=== Records ===

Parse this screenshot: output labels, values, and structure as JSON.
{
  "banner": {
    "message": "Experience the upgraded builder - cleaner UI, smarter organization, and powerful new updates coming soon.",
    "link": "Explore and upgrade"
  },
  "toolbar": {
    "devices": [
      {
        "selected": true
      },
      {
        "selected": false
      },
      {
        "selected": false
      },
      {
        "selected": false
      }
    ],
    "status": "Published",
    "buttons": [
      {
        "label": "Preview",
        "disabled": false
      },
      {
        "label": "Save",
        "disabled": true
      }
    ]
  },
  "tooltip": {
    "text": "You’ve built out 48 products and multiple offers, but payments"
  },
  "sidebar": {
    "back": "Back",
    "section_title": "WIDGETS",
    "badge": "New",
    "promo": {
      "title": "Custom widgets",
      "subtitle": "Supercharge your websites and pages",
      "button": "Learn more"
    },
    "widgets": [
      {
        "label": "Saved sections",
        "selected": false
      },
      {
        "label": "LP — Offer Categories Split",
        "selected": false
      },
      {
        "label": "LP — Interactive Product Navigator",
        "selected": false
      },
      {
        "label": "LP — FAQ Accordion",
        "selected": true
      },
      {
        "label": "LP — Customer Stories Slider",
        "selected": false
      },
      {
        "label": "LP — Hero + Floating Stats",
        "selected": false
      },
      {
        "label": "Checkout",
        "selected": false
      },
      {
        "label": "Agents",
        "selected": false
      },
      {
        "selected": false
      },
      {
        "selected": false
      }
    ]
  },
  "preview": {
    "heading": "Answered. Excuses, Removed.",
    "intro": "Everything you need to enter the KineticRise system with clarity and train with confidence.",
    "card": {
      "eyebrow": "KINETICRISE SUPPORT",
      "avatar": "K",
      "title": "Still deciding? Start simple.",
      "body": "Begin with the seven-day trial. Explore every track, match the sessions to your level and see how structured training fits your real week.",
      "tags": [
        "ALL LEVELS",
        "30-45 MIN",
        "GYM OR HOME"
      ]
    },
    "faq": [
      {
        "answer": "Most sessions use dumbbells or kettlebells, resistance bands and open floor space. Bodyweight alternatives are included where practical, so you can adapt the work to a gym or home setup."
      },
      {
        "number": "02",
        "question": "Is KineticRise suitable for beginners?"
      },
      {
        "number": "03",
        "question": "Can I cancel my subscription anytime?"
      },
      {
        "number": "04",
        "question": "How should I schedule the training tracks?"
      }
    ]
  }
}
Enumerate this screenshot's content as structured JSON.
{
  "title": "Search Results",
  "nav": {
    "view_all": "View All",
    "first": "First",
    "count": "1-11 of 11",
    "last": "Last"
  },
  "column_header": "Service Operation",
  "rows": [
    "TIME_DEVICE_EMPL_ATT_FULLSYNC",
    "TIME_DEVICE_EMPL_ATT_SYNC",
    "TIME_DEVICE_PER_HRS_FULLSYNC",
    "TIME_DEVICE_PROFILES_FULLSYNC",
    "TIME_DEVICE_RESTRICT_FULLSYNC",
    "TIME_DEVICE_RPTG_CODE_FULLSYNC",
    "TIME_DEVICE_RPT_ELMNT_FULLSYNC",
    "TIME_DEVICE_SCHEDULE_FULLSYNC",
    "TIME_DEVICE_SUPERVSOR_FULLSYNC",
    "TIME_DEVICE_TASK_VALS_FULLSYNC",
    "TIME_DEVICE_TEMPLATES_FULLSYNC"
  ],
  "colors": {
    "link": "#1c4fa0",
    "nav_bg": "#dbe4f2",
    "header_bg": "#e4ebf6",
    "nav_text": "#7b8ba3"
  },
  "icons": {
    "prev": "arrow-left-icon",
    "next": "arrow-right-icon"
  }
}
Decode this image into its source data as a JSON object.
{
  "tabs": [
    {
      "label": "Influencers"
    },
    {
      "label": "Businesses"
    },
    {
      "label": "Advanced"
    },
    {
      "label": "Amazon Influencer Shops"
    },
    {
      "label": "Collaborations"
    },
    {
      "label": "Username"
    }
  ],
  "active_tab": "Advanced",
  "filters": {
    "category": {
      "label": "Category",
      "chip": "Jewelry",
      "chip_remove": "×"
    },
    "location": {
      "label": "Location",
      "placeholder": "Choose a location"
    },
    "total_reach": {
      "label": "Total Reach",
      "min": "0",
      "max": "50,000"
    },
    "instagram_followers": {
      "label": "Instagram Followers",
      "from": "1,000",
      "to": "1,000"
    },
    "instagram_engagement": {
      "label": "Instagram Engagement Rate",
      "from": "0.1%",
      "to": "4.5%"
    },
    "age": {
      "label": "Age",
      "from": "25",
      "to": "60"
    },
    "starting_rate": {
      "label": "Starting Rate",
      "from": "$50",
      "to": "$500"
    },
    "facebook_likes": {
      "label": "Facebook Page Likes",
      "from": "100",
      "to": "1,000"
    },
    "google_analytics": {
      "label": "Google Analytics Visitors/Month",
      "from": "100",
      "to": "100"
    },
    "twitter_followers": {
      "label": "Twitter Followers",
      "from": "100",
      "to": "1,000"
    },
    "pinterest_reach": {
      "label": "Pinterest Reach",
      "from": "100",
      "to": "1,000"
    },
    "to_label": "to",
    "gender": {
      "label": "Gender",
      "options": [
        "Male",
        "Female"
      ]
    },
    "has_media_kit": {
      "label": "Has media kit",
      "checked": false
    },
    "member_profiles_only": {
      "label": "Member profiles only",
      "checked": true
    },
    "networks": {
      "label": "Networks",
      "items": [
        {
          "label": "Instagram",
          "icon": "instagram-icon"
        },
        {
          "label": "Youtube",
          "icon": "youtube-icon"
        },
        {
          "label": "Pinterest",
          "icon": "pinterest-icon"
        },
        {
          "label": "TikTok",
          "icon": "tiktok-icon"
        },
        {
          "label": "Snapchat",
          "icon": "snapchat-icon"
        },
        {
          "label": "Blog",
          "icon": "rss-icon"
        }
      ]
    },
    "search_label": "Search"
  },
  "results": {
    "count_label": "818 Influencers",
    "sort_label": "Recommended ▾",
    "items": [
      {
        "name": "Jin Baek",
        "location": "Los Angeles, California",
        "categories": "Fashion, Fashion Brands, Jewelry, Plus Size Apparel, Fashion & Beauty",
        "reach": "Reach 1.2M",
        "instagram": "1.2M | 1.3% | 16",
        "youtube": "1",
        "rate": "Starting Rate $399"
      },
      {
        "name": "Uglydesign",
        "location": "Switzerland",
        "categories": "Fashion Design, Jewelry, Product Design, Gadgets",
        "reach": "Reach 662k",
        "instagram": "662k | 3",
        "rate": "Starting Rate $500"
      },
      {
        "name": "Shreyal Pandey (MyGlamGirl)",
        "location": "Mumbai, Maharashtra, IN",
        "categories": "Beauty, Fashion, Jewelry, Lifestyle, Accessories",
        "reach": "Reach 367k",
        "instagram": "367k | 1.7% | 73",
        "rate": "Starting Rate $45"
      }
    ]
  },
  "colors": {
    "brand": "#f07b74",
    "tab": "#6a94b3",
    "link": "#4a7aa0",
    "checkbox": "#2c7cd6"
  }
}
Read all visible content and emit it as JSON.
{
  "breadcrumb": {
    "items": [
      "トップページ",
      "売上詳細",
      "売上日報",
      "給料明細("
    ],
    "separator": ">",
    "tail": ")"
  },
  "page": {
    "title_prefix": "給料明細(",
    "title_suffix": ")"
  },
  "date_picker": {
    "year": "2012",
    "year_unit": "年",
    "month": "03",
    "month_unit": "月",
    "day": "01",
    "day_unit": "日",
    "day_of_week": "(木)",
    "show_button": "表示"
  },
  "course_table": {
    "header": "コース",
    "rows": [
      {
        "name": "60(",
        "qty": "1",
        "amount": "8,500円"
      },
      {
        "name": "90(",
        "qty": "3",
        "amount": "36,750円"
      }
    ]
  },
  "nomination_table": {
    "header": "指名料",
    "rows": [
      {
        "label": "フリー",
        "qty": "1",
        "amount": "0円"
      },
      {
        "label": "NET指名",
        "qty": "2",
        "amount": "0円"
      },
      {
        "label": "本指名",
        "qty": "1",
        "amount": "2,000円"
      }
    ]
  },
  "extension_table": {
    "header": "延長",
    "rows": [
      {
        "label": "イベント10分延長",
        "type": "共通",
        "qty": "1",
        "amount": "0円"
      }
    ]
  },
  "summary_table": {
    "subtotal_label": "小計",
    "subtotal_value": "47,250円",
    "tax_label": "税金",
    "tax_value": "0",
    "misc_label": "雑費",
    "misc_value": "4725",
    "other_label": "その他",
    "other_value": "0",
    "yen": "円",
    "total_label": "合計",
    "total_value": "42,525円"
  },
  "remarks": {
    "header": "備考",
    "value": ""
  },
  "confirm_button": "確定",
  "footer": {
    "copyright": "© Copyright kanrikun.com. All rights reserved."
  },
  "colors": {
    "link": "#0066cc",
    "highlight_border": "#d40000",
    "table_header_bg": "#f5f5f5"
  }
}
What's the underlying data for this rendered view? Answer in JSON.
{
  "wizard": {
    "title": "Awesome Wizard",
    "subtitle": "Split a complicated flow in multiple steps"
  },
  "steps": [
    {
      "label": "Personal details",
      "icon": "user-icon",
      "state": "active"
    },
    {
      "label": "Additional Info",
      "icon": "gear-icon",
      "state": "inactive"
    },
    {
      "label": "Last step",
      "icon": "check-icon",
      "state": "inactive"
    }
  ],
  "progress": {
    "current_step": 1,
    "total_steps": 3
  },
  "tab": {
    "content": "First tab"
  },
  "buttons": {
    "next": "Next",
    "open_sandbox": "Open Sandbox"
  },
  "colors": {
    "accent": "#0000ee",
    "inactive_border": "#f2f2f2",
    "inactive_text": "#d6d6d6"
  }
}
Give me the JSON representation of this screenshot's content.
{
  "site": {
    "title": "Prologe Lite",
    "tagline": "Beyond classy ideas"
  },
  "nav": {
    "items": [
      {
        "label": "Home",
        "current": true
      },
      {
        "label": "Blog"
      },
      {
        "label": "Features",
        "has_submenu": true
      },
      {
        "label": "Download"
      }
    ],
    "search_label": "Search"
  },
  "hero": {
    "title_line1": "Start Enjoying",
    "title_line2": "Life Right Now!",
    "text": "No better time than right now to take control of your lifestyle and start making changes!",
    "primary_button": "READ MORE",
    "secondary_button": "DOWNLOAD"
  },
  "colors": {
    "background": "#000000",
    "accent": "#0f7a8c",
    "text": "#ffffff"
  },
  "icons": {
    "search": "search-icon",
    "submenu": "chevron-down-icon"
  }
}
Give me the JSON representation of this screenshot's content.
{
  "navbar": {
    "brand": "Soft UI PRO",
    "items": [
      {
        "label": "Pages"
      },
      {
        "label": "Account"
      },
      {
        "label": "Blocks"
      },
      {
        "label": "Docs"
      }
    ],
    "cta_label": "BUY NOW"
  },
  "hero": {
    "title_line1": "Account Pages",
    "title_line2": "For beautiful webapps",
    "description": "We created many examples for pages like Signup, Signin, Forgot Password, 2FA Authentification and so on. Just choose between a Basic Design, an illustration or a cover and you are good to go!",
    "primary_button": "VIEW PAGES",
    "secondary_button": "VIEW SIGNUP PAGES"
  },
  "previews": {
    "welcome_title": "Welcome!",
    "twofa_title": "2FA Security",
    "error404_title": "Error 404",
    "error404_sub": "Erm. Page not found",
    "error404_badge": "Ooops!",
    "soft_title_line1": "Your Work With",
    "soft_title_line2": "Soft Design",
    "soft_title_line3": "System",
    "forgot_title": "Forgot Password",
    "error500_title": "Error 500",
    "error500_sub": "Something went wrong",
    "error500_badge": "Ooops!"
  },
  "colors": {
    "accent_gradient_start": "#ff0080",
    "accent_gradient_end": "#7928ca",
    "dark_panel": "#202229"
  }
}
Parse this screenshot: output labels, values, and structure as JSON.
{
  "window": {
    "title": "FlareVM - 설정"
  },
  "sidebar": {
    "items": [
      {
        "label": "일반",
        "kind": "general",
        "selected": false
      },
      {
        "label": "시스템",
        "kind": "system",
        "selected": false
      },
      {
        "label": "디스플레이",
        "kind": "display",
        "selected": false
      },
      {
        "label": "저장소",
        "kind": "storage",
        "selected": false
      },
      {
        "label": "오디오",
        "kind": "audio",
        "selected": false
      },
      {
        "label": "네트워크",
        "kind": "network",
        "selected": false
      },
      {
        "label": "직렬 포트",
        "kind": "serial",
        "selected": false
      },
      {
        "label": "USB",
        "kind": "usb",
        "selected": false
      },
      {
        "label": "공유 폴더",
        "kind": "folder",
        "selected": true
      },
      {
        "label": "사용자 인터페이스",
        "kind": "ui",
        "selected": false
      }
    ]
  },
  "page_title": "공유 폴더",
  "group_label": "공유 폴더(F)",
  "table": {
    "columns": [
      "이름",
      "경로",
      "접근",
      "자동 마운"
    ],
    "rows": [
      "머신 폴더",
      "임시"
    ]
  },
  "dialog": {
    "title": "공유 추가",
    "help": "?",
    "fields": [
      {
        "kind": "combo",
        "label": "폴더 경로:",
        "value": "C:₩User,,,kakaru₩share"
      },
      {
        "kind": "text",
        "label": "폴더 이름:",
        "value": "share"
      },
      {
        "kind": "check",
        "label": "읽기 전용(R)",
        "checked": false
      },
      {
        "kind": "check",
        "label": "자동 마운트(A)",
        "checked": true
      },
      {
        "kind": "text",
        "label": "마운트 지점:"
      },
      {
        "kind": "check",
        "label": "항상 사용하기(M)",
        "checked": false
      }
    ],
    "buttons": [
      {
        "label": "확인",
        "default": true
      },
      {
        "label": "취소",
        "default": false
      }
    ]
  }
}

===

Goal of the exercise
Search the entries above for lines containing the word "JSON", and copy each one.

Written answer
Parse this screenshot: output labels, values, and structure as JSON.
Enumerate this screenshot's content as structured JSON.
Decode this image into its source data as a JSON object.
Read all visible content and emit it as JSON.
What's the underlying data for this rendered view? Answer in JSON.
Give me the JSON representation of this screenshot's content.
Give me the JSON representation of this screenshot's content.
Parse this screenshot: output labels, values, and structure as JSON.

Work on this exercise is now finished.